More articles by:
Weekend Edition
June 22, 2018
Friday - Sunday
Karl Grossman
Star Wars Redux: Trump’s Space Force
Andrew Levine
Strange Bedfellows
Jeffrey St. Clair
Intolerable Opinions in an Intolerant Time
Paul Street
None of Us are Free, One of Us is Chained
Edward Curtin
Slow Suicide and the Abandonment of the World
Celina Stien-della Croce
The ‘Soft Coup’ and the Attack on the Brazilian People 
James Bovard
Pro-War Media Deserve Slamming, Not Sainthood
Louisa Willcox
My Friend Margot Kidder: Sharing a Love of Dogs, the Wild, and Speaking Truth to Power
David Rosen
Trump’s War on Sex
Mir Alikhan
Trump, North Korea, and the Death of IR Theory
Christopher Jones
Neoliberalism, Pipelines, and Canadian Political Economy
Barbara Nimri Aziz
Why is Tariq Ramadan Imprisoned?
Robert Fantina
MAGA, Trump Style
Linn Washington Jr.
Justice System Abuses Mothers with No Apologies
Martha Rosenberg
Questions About a Popular Antibiotic Class
Ida Audeh
A Watershed Moment in Palestinian History: Interview with Jamal Juma’
Edward Hunt
The Afghan War is Killing More People Than Ever
Geoff Dutton
Electrocuting Oral Tradition
Don Fitz
When Cuban Polyclinics Were Born
Ramzy Baroud
End the Wars to Halt the Refugee Crisis
Ralph Nader
The Unsurpassed Power trip by an Insuperable Control Freak
Lara Merling
The Pain of Puerto Ricans is a Profit Source for Creditors
James Jordan
Struggle and Defiance at Colombia’s Feast of Pestilence
Tamara Pearson
Indifference to a Hellish World
Kathy Kelly
Hungering for Nuclear Disarmament
Jessicah Pierre
Celebrating the End of Slavery, With One Big Asterisk
Rohullah Naderi
The Ever-Shrinking Space for Hazara Ethnic Group
Binoy Kampmark
Leaving the UN Human Rights Council
Nomi Prins 
How Trump’s Trade Wars Could Lead to a Great Depression
Robert Fisk
Can Former Lebanese MP Mustafa Alloush Turn Even the Coldest of Middle Eastern Sceptics into an Optimist?
Franklin Lamb
Could “Tough Love” Salvage Lebanon?
George Ochenski
Why Wild Horse Island is Still Wild
Ann Garrison
Nikki Haley: Damn the UNHRC and the Rest of You Too
Jonah Raskin
What’s Hippie Food? A Culinary Quest for the Real Deal
Raouf Halaby
Give It Up, Ya Mahmoud
Brian Wakamo
We Subsidize the Wrong Kind of Agriculture
Patrick Higgins
Children in Cages Create Glimmers of the Moral Reserve
Patrick Bobilin
What Does Optimism Look Like Now?
Don Qaswa
A Reduction of Economic Warfare and Bombing Might Help 

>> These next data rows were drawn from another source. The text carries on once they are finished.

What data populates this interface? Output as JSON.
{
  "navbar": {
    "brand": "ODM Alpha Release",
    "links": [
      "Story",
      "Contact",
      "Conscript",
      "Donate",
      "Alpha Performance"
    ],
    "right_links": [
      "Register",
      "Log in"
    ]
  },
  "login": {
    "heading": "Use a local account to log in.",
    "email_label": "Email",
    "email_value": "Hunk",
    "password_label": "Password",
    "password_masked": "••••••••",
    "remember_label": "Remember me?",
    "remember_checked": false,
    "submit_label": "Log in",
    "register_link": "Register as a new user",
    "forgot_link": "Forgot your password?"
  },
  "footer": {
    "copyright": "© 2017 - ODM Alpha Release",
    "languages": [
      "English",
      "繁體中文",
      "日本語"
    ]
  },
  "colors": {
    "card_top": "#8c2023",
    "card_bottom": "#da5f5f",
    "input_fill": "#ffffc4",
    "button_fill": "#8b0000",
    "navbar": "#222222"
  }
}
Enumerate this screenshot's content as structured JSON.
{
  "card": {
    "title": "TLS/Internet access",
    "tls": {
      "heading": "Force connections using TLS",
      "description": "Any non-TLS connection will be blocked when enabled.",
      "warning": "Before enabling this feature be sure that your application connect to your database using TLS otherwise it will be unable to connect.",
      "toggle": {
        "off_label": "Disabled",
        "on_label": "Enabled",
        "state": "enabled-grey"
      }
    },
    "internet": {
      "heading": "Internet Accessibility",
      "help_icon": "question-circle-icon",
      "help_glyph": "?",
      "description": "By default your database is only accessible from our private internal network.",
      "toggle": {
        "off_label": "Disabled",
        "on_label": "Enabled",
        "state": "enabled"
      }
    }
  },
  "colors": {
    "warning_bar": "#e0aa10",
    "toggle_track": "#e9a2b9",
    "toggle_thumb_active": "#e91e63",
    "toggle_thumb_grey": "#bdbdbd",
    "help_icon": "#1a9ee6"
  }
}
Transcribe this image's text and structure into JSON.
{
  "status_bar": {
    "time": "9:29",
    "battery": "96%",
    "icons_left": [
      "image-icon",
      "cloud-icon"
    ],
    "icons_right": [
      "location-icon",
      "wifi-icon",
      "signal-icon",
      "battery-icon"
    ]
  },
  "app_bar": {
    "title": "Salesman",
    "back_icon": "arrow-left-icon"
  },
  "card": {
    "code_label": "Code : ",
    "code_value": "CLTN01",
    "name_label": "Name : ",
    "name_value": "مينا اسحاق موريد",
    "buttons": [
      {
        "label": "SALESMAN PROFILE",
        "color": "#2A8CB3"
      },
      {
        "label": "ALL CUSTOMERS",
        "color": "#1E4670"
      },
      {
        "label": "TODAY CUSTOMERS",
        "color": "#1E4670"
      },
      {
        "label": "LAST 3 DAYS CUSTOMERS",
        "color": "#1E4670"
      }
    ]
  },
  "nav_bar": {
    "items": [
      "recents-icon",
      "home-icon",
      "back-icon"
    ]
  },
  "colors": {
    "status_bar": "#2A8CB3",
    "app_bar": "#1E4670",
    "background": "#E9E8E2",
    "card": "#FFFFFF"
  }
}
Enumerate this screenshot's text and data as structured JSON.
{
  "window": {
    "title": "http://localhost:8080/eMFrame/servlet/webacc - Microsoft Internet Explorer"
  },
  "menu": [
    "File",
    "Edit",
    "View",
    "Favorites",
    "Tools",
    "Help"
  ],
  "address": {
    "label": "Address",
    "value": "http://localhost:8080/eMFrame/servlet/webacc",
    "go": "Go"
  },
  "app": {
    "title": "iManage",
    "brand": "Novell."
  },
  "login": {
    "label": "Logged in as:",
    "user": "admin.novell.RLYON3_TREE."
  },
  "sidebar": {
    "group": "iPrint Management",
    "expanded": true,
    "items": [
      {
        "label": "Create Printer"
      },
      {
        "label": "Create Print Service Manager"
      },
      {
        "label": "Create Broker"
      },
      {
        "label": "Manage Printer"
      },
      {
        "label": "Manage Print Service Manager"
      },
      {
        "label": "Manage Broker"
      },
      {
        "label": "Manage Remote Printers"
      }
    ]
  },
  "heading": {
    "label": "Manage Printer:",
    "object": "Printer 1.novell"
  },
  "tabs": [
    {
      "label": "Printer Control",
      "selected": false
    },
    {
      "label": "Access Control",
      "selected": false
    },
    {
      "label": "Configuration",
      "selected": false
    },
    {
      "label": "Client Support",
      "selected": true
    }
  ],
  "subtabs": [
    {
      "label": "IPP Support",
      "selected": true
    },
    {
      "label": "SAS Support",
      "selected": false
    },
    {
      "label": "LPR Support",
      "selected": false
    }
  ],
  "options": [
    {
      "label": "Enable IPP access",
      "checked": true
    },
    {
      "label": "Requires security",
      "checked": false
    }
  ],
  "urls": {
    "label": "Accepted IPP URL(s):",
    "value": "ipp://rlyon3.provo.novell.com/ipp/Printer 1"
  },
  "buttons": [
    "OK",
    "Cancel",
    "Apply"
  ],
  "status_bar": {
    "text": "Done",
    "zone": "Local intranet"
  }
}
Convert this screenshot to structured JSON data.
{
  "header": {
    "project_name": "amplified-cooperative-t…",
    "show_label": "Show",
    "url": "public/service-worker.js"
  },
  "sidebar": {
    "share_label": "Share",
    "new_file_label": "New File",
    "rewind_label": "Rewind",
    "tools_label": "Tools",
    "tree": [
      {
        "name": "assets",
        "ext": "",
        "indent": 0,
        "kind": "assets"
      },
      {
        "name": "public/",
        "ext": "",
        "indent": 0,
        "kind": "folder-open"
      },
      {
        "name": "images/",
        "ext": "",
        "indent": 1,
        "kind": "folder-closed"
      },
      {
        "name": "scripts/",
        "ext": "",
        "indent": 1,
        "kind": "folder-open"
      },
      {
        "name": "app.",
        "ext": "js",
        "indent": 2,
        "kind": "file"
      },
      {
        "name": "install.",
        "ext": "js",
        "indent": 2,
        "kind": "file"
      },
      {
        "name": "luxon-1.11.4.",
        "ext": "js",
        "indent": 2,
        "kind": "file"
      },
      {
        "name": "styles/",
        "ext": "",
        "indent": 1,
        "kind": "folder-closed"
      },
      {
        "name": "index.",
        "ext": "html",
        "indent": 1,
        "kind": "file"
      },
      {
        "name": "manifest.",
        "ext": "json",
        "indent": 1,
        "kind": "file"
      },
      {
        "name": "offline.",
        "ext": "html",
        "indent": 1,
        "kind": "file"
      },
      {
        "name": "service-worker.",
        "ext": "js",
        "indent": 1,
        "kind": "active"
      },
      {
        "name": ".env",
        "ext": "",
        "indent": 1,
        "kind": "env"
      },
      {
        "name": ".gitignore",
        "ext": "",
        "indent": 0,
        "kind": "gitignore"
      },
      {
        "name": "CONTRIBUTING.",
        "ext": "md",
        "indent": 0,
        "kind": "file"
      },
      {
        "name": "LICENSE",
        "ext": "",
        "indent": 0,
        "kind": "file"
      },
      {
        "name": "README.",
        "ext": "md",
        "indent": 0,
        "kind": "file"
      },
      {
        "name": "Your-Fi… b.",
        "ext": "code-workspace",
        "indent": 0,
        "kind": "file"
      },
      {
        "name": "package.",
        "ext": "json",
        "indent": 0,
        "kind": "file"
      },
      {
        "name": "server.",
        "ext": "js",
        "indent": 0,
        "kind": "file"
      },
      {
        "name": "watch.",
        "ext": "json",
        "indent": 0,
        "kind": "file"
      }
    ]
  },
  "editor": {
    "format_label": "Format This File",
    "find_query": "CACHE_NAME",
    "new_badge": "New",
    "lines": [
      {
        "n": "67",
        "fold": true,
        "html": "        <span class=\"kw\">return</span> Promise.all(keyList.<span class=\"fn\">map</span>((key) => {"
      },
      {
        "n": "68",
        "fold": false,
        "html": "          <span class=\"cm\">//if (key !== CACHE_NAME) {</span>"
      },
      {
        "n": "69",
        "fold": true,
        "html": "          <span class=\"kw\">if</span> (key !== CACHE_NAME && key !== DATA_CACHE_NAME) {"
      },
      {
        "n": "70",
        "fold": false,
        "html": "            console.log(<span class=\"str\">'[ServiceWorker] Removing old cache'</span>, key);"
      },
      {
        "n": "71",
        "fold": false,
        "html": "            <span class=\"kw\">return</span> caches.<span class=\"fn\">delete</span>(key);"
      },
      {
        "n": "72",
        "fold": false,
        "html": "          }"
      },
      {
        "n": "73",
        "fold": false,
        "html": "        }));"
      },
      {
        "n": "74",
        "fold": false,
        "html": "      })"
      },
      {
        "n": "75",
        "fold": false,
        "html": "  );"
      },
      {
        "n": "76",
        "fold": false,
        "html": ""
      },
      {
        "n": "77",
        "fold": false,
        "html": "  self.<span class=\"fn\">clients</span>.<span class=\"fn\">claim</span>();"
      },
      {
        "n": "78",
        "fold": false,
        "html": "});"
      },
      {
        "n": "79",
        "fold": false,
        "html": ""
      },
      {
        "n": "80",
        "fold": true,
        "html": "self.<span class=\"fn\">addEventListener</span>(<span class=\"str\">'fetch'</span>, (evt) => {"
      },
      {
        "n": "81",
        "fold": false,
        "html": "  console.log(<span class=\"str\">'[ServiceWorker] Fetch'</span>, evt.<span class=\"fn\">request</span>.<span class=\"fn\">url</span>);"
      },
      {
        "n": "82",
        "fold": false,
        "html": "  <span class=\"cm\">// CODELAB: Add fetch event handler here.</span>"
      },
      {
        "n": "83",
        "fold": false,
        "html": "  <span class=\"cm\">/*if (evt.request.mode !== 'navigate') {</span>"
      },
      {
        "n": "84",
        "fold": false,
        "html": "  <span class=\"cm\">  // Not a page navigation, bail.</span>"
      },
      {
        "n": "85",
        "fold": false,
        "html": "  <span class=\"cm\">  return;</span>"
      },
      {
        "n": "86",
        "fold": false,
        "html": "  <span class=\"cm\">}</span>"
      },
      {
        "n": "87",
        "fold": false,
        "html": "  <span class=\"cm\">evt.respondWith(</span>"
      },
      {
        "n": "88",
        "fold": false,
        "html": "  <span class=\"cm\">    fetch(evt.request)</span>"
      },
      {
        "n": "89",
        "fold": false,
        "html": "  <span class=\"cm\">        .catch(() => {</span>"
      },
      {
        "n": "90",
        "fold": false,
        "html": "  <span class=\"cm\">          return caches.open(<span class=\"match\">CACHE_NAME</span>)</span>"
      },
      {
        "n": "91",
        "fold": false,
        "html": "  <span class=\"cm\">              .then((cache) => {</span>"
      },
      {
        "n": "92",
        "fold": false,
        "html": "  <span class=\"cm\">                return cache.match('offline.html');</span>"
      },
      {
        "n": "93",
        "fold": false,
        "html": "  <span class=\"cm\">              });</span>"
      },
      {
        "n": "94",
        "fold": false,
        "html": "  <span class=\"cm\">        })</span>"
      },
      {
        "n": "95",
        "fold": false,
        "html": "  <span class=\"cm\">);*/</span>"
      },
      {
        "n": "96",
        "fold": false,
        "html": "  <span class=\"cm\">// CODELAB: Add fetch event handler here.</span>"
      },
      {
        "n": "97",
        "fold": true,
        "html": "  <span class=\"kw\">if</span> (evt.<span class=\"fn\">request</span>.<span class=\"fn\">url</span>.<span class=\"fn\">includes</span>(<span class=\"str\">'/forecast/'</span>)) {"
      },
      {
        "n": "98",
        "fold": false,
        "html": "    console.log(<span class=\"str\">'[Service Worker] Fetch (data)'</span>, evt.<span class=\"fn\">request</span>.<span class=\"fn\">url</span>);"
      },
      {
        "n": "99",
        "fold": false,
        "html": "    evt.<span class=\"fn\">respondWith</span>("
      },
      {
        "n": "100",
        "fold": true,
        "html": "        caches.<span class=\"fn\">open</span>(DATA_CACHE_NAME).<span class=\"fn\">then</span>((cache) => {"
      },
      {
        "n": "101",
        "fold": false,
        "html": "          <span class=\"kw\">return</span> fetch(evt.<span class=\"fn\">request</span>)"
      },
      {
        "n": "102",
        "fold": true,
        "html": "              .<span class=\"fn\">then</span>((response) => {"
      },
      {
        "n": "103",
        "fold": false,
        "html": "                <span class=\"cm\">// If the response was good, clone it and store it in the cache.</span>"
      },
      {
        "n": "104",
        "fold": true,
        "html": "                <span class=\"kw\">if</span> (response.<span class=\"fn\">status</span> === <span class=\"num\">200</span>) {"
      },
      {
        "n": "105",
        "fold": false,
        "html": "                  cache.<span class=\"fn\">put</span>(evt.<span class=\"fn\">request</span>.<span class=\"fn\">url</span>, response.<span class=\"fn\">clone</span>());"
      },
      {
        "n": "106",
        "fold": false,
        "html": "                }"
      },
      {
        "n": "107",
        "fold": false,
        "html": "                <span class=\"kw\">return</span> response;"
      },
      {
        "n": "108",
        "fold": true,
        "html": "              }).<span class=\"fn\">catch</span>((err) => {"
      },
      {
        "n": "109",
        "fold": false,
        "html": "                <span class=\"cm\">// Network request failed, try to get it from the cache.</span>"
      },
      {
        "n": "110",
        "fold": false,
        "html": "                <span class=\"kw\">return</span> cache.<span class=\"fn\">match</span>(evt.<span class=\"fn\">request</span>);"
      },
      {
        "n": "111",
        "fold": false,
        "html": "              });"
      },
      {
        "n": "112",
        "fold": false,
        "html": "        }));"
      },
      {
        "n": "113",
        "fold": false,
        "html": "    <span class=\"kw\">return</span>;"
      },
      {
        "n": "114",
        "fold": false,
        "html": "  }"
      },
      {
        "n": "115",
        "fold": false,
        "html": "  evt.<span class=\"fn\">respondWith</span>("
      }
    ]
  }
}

Robin Carver
Why We Still Need Pride Parades
Jill Richardson
Immigrant Kids are Suffering From Trauma That Will Last for Years
Thomas Mountain
USA’s “Soft” Coup in Ethiopia?
Jim Hightower
Big Oil’s Man in Foreign Policy
Louis Proyect
Civilization and Its Absence
David Yearsley
Midsummer Music Even the Nazis Couldn’t Stamp Out
FacebookTwitterGoogle+RedditEmail